* Task objective:
Search the data for the string "Business" and copy each line where it turns up.

Task input Block Start

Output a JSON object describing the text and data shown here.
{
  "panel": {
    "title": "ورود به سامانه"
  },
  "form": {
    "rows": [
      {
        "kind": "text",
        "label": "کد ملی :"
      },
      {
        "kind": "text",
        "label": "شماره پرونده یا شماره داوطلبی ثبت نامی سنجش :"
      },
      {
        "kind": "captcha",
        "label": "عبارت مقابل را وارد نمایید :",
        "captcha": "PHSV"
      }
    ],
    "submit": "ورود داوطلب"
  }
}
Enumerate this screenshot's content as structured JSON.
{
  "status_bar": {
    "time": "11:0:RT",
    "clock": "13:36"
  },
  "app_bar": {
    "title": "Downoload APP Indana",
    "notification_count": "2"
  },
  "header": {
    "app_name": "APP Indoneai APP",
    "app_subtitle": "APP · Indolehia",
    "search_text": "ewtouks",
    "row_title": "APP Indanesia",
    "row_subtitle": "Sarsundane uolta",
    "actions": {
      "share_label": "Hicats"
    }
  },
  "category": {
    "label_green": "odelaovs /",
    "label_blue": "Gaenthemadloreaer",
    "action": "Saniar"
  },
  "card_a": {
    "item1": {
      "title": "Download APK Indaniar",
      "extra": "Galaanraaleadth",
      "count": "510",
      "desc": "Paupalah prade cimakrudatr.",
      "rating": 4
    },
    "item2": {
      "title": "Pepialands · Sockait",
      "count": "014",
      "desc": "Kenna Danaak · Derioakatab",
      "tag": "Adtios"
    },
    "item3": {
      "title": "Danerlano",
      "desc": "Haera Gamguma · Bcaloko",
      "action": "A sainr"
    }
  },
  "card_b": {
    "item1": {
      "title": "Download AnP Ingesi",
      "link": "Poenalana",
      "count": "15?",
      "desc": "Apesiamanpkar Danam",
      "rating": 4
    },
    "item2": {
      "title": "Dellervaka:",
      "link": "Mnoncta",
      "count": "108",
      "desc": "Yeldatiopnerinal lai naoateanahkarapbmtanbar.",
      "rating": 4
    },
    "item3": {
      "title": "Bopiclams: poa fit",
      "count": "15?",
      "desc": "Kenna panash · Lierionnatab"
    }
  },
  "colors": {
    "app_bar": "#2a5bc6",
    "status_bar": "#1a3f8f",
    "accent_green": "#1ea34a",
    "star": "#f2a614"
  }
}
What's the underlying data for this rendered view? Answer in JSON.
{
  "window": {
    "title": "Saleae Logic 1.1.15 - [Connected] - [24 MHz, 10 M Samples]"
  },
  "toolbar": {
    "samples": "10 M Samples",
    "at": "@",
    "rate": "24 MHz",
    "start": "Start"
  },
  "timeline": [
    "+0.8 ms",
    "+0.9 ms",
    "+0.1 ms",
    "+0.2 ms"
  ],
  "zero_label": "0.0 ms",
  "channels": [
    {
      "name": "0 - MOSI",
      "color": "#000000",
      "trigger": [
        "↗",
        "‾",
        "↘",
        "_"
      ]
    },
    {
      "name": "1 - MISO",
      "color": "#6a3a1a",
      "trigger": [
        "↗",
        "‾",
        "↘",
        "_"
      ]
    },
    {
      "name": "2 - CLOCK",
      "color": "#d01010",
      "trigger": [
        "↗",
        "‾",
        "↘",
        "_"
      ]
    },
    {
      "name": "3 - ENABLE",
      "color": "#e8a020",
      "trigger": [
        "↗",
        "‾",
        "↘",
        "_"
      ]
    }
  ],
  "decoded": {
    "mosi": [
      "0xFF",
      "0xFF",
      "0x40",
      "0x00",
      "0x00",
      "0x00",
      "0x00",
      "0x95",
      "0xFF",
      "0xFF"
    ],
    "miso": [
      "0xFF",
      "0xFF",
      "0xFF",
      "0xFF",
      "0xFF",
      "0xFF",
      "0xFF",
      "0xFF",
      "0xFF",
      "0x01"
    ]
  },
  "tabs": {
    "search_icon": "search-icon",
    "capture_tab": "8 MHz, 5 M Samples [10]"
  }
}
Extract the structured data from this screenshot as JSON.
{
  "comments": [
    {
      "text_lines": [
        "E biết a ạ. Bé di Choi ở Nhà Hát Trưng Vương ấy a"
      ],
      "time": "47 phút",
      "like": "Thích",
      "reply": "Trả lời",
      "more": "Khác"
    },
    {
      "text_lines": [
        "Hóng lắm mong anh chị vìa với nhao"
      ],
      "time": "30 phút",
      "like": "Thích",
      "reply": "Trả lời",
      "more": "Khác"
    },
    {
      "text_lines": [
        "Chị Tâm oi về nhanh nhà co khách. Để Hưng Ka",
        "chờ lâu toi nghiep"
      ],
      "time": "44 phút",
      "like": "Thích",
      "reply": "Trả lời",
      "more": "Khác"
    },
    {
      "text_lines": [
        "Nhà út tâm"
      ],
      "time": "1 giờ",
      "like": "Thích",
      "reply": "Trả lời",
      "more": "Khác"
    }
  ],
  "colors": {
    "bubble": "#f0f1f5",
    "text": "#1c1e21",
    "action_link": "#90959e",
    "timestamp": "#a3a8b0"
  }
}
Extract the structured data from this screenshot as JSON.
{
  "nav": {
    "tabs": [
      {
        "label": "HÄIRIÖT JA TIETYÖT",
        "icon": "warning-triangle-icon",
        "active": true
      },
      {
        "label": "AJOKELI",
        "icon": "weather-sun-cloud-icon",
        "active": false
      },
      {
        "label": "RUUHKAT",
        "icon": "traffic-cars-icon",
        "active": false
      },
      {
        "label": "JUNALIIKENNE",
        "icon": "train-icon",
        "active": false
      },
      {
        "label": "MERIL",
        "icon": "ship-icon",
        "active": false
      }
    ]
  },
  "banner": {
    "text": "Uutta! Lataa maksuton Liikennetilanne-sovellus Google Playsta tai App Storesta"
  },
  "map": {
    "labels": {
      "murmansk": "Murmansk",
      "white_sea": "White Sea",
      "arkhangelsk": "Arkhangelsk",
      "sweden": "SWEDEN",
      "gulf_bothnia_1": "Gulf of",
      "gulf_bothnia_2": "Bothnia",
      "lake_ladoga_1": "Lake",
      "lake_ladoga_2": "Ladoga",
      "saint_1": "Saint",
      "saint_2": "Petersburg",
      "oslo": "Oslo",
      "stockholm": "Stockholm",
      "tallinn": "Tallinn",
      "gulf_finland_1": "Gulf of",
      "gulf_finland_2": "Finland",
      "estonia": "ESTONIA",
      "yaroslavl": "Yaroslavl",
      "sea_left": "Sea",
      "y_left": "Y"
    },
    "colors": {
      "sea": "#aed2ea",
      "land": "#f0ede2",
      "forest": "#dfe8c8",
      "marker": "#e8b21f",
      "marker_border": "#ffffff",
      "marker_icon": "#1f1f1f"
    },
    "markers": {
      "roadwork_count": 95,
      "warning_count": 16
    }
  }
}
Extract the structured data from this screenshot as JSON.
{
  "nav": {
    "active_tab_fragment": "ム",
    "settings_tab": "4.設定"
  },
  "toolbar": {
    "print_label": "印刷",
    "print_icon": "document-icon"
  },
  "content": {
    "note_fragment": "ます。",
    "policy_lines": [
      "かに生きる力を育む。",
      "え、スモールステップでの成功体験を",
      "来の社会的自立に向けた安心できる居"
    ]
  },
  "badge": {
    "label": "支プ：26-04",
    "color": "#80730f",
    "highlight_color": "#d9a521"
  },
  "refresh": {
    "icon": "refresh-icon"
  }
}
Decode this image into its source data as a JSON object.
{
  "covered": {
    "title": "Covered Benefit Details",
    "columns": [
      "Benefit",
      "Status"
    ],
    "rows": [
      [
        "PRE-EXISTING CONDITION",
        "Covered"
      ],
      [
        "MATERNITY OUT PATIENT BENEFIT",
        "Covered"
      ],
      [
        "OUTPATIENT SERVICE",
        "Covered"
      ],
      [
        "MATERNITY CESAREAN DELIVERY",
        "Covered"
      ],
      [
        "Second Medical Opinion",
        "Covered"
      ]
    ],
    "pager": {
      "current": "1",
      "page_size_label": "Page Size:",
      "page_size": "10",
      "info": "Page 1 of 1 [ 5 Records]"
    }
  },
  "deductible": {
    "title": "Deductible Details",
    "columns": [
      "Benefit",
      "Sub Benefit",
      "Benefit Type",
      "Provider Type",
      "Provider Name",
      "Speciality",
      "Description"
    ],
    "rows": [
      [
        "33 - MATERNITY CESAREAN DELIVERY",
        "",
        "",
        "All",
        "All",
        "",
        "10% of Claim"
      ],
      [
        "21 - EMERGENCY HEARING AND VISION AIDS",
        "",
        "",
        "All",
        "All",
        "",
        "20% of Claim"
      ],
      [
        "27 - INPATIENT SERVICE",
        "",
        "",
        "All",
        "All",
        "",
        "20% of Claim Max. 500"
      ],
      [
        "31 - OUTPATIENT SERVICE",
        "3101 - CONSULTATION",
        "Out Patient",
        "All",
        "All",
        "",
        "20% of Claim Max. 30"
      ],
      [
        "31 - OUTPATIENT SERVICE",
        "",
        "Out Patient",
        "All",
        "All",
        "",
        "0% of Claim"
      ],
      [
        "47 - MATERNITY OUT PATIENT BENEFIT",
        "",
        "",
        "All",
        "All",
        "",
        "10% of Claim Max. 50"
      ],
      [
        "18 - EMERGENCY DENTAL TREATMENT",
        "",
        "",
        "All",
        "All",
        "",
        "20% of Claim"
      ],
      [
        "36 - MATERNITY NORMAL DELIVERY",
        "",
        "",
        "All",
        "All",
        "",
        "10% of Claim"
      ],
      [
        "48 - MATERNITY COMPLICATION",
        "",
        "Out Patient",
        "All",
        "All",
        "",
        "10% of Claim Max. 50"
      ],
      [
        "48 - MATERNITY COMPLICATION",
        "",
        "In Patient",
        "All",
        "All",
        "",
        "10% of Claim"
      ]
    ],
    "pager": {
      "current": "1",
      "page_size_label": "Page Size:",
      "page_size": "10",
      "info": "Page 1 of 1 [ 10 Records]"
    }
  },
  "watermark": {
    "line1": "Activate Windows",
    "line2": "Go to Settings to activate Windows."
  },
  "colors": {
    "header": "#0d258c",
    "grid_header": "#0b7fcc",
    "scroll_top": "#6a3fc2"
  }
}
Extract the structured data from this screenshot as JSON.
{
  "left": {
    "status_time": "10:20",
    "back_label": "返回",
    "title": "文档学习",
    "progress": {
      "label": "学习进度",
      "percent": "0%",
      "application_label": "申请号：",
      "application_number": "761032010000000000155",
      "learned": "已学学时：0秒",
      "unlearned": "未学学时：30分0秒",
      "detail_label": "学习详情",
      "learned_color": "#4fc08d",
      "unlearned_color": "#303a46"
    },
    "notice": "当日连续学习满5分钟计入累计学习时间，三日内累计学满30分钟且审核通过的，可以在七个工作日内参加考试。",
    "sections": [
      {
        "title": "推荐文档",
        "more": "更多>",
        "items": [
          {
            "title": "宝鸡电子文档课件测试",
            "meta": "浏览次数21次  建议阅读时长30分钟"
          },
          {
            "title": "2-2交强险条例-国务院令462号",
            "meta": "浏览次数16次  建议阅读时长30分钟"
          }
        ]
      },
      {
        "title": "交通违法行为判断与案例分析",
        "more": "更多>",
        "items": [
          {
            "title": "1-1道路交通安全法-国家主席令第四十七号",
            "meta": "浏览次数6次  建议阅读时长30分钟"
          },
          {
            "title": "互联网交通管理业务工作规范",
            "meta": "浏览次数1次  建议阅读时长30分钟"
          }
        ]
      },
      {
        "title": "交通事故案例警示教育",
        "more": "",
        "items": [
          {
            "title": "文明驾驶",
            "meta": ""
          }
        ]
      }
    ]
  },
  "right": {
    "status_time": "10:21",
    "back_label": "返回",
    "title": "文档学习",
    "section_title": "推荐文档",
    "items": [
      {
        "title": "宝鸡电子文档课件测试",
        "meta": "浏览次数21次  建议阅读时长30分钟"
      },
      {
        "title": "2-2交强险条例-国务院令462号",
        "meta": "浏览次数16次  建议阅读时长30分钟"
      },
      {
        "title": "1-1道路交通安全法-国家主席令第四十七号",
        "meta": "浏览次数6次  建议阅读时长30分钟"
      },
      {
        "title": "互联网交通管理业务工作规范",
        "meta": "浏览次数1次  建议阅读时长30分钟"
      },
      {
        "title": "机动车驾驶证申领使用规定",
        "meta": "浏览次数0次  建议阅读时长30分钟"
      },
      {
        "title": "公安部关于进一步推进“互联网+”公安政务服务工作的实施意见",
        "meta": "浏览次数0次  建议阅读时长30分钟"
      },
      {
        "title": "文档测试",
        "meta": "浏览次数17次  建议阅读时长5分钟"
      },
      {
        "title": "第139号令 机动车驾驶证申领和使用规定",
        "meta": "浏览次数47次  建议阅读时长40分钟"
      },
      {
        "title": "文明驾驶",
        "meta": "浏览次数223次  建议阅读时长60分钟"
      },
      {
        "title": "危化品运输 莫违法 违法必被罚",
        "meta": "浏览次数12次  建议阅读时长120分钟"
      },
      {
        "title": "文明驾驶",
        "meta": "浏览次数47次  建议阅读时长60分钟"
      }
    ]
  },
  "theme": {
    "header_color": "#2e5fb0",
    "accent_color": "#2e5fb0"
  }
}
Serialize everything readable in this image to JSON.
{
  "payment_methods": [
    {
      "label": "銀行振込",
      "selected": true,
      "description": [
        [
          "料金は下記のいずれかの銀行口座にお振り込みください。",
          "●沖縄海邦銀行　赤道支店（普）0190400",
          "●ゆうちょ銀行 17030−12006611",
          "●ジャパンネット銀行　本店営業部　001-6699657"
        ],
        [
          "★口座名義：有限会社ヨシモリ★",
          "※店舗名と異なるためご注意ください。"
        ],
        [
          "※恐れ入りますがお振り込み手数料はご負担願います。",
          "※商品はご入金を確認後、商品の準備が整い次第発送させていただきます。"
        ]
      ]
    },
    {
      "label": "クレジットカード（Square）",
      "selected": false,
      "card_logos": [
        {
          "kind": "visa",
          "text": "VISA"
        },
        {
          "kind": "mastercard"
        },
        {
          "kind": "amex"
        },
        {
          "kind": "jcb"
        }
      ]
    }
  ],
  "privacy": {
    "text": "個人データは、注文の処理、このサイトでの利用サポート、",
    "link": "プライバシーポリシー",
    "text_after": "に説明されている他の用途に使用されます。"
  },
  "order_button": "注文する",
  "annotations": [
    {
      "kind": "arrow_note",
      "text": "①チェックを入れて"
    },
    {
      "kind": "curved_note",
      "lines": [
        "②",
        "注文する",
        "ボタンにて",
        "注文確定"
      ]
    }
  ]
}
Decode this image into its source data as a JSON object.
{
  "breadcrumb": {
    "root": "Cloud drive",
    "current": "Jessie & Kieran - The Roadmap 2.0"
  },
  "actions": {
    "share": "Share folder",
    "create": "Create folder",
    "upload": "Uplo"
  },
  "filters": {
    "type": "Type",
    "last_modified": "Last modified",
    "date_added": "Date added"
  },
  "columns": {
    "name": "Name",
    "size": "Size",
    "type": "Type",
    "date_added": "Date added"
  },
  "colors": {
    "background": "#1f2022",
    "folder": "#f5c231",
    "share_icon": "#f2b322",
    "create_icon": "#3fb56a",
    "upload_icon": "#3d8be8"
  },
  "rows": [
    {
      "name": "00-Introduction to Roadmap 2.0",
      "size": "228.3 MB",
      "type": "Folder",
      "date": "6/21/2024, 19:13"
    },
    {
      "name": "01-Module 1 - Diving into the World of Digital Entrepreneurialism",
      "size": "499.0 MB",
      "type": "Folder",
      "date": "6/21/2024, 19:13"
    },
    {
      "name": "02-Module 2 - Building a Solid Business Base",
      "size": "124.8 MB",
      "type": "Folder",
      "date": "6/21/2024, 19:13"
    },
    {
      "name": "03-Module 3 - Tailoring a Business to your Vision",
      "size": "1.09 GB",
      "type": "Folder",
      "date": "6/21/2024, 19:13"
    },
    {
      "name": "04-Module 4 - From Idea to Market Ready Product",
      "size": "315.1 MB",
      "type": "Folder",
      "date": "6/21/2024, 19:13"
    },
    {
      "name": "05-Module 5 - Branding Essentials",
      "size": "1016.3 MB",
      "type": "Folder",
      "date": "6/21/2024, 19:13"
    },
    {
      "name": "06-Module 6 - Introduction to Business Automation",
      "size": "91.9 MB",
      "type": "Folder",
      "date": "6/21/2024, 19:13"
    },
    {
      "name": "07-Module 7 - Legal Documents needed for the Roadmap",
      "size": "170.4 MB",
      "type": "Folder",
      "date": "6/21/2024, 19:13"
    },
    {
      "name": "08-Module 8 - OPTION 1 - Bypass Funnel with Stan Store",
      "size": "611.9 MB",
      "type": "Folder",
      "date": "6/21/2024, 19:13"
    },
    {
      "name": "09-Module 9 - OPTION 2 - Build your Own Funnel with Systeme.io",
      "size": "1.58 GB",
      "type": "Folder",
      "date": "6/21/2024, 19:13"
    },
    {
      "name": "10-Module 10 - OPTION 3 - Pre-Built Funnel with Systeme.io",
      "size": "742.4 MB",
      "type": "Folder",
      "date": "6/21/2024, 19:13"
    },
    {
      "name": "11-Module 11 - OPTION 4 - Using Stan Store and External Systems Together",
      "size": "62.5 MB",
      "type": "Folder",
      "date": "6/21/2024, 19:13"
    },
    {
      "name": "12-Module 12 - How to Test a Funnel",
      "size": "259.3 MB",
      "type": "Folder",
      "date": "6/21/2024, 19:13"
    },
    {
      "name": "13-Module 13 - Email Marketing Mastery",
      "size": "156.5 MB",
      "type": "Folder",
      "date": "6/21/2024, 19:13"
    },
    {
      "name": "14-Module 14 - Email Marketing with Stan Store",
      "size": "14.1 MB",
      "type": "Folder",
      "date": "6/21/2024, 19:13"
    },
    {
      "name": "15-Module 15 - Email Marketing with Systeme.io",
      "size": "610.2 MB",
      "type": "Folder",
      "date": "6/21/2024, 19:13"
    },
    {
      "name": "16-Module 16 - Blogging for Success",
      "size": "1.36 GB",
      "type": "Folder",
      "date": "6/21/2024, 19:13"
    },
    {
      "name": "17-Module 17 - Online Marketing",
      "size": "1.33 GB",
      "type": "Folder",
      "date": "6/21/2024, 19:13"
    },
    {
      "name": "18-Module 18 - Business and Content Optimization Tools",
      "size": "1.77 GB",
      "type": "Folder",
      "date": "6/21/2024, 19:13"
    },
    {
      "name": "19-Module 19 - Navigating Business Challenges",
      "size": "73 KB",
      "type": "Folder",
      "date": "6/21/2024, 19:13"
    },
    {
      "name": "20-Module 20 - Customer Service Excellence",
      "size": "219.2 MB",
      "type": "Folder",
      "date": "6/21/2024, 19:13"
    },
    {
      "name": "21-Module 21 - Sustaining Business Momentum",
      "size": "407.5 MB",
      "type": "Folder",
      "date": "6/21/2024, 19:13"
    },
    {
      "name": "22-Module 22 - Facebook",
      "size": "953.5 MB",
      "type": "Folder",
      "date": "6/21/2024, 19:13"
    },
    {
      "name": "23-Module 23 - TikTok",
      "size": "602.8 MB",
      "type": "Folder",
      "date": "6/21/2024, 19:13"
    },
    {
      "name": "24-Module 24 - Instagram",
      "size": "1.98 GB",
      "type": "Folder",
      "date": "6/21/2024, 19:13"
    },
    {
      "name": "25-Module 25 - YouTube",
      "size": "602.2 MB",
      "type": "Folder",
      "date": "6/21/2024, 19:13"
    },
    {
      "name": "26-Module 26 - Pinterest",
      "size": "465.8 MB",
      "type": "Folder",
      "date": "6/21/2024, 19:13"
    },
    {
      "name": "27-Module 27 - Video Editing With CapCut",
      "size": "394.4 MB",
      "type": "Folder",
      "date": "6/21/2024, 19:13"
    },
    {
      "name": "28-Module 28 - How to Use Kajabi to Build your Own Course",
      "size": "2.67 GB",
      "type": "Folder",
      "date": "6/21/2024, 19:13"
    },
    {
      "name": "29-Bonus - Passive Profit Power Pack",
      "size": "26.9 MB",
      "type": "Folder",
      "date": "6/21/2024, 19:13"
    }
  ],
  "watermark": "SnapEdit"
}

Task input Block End

* Exercise answer:
      "name": "02-Module 2 - Building a Solid Business Base",
      "name": "03-Module 3 - Tailoring a Business to your Vision",
      "name": "06-Module 6 - Introduction to Business Automation",
      "name": "18-Module 18 - Business and Content Optimization Tools",
      "name": "19-Module 19 - Navigating Business Challenges",
      "name": "21-Module 21 - Sustaining Business Momentum",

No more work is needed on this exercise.